In the ONCE contest, all students from Spanish public, private and government-subsidised schools can participate, who are studying: Special Education, Primary (years 3 to 6), Secondary, Basic Vocational Training, Baccalaureate and Vocational Training (intermediate and higher levels).
It doesn’t matter. The topic is completely different, as well as the creative projects requested of participants, so it is in reality a totally new contest.
Each classroom will participate by working as a single group and present only one project developed among all the students or selected from different proposals that were worked on in smaller groups. In the teacher materials, you will find some suggestions on how to do it.
No. To participate, a teacher from the school must register.
This programme is integrated into the school syllabus. For this reason, it does not entail any additional work. The teaching materials that we provide will let each teacher develop the contents and activities they deem timely in their classrooms (depending on time and possibilities) to introduce their students to the contest topic and facilitate their later participation project.
The level of involvement in supervising and helping students create the participation project will be the decision of each teacher. The teacher is only committed to explaining the activity to them and subsequently submitting the participation project to us.
This awareness raising programme and its teaching materials were developed based on the syllabus and can be specifically worked on in tutoring sessions, as well as through these basic skills:
No. They are only a tool to assist teachers in their task to introduce this year’s topic to their students and how to tackle the project to be submitted.

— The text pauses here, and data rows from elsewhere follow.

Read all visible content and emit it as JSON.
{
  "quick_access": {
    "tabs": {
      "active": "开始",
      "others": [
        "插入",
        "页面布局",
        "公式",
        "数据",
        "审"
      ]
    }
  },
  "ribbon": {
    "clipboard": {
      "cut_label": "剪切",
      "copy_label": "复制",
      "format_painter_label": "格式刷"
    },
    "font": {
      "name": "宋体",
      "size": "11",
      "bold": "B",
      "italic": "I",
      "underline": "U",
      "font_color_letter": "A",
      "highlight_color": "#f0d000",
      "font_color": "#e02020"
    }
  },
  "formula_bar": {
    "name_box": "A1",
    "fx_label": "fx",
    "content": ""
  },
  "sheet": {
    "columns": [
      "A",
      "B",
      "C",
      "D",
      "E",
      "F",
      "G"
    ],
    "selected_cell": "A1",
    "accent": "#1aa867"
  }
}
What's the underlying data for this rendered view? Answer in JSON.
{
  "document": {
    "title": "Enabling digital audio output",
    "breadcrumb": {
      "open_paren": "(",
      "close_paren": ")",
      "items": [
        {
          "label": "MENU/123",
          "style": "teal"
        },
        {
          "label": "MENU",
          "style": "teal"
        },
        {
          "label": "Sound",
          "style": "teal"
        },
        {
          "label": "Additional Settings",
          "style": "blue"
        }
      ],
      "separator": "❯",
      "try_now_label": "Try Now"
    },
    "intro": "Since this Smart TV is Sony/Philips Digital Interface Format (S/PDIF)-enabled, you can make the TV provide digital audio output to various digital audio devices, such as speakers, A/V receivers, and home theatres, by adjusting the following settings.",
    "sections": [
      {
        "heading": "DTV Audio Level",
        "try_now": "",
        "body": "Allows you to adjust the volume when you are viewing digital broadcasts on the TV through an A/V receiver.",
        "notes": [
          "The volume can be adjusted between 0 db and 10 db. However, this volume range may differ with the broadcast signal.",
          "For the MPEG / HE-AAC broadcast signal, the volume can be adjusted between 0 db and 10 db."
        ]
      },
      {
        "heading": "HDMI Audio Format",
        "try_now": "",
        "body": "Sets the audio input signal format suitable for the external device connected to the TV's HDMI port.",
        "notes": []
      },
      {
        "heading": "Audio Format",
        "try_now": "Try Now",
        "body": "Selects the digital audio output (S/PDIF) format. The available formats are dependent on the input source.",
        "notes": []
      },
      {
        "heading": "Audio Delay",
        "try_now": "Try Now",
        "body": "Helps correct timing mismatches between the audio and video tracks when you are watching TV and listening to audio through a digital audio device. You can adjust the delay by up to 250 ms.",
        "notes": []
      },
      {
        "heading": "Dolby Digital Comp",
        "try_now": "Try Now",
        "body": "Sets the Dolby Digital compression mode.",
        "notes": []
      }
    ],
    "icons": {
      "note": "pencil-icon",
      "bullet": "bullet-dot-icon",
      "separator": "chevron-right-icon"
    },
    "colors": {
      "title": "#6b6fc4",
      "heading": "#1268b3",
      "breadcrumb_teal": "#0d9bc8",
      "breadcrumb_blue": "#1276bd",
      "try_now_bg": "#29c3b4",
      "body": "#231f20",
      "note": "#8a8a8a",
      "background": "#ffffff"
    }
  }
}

Yes. Each classroom-group must submit:
Primary (year 3-6) and Special Education:
A creative poster that illustrates the pupils’ guidelines to promote and demand diversity and inclusion in the playground, (in .jpg format to a maximum of 2 MB), accompanied by a title (with a maximum of 140 characters) and an audio-description that will serve as an accessibility tool for visually impaired jurors (1 minute maximum).
Secondary Education, Basic Vocational Training, Baccalaureate and Vocational Training:
A music video (in .avi format/.mp4/.mov, of no more than 100 MB and a maximum duration of 60 seconds) advocating for a more inclusive playtime accompanied by a title (with a maximum of 140 characters), a text with the lyrics and an explanation-dash of what happens in the video to make the work more accessible to the jury.
Once the students in the classroom group have decided on the idea they want to convey, they can film their music videos. They can do this with a video camera or another type of device with a built-in camera, provided that the images are clear, sharp and filmed with high resolution (we recommend landscape and not portrait format). In addition, if the students wish, they can use video editing programmes to edit their video.
The competition provides a gallery with five music tracks, although their use is not compulsory. You are free to use any royalty-free music you may have. You can even compose your own music with programmes such as Incredibox.
Of course. After the teacher explains what the project to submit should be like, students may spend all the time they want on developing the project outside the classroom.